Employee satisfaction is connected to a workplace environment that values individual ideas and creates a sense of belonging for everyone. A research by Accenture identified 40 factors that influence advancement in the workplace. An empowering work environment where employees have the freedom to be creative, innovative and themselves at work, was identified as a key driver in improving employee advancement to senior levels.


A research by Catalyst.org stated the in India, 62% of innovation is driven by employee perceptions of inclusion. The study included responses from 1,500 employees from Australia, China, Germany, India, Mexico and the United States and showed that employees who feel included are more likely to go above and beyond the call of duty, suggest new and innovative ways of getting work done.

Competitive Advantage

Shirley Engelmeier, author of ‘Inclusion: The New Competitive Business Advantage’, in her interview with Forbes, talks about the new global business normal. She points out that the rapidly changing customer base with different tastes and preferences need to feel represented by brands. An inclusive environment will future-proof the organisation to cater to the new global consumer language and give it a competitive edge.
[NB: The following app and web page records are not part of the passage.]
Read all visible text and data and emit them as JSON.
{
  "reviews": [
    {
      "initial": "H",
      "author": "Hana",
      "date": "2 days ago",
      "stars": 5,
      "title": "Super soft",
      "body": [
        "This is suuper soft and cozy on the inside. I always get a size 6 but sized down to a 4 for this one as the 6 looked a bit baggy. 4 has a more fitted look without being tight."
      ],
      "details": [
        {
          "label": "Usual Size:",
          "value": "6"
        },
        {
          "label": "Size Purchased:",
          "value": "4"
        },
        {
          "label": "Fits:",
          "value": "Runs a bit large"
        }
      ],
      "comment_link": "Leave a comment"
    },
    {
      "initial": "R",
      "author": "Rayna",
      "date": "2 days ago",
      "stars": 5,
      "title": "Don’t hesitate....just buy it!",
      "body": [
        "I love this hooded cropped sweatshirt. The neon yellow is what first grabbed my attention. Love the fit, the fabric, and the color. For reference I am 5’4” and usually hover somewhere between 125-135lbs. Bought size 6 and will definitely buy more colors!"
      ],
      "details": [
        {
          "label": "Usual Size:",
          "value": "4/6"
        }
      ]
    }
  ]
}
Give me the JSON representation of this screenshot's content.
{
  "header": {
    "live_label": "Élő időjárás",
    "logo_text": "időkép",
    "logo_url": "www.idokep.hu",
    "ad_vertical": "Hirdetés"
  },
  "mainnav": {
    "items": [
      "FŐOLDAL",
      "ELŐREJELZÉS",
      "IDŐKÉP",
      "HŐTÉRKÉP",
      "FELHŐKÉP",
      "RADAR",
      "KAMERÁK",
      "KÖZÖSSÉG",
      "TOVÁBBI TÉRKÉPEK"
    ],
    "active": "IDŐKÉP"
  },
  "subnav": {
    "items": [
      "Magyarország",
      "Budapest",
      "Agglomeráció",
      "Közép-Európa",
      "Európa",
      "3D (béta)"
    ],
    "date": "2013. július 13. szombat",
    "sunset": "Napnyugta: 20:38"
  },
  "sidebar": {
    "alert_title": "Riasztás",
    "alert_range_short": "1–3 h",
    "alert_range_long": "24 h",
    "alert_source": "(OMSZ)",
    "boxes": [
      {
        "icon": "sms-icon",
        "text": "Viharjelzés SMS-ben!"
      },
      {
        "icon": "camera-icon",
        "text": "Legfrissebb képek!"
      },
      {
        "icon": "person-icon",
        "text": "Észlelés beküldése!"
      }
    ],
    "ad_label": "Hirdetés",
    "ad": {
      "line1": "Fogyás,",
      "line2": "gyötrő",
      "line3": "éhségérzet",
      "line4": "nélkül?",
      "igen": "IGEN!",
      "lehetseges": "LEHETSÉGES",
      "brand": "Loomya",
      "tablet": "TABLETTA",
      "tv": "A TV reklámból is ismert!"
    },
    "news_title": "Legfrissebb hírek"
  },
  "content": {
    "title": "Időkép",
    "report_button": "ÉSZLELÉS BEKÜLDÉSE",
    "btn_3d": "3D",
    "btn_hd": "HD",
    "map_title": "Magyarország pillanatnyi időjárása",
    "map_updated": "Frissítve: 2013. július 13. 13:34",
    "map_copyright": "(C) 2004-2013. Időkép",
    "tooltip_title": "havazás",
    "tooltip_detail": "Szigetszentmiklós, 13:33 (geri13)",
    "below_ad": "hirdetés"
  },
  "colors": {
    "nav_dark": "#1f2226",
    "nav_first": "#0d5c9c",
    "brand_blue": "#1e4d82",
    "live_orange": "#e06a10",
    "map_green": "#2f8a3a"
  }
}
An inclusive workplace ensures that no individual is disregarded because of their gender, race, disability, age or other social and cultural factors. Accenture has been a leading voice in advocating equal workplace. Having won several accolades including a perfect score on the Human Rights Campaign’s Corporate equality index, Accenture has demonstrated inclusive and diverse practices not only within its organisation but also in business relationships through their Supplier Inclusion and Diversity program.

In a video titled ‘She rises’, Accenture captures the importance of implementing diverse policies and creating an inclusive workplace culture.


To know more about inclusion and diversity, see here.

This article was produced by the Scroll marketing team on behalf of Accenture and not by the Scroll editorial team.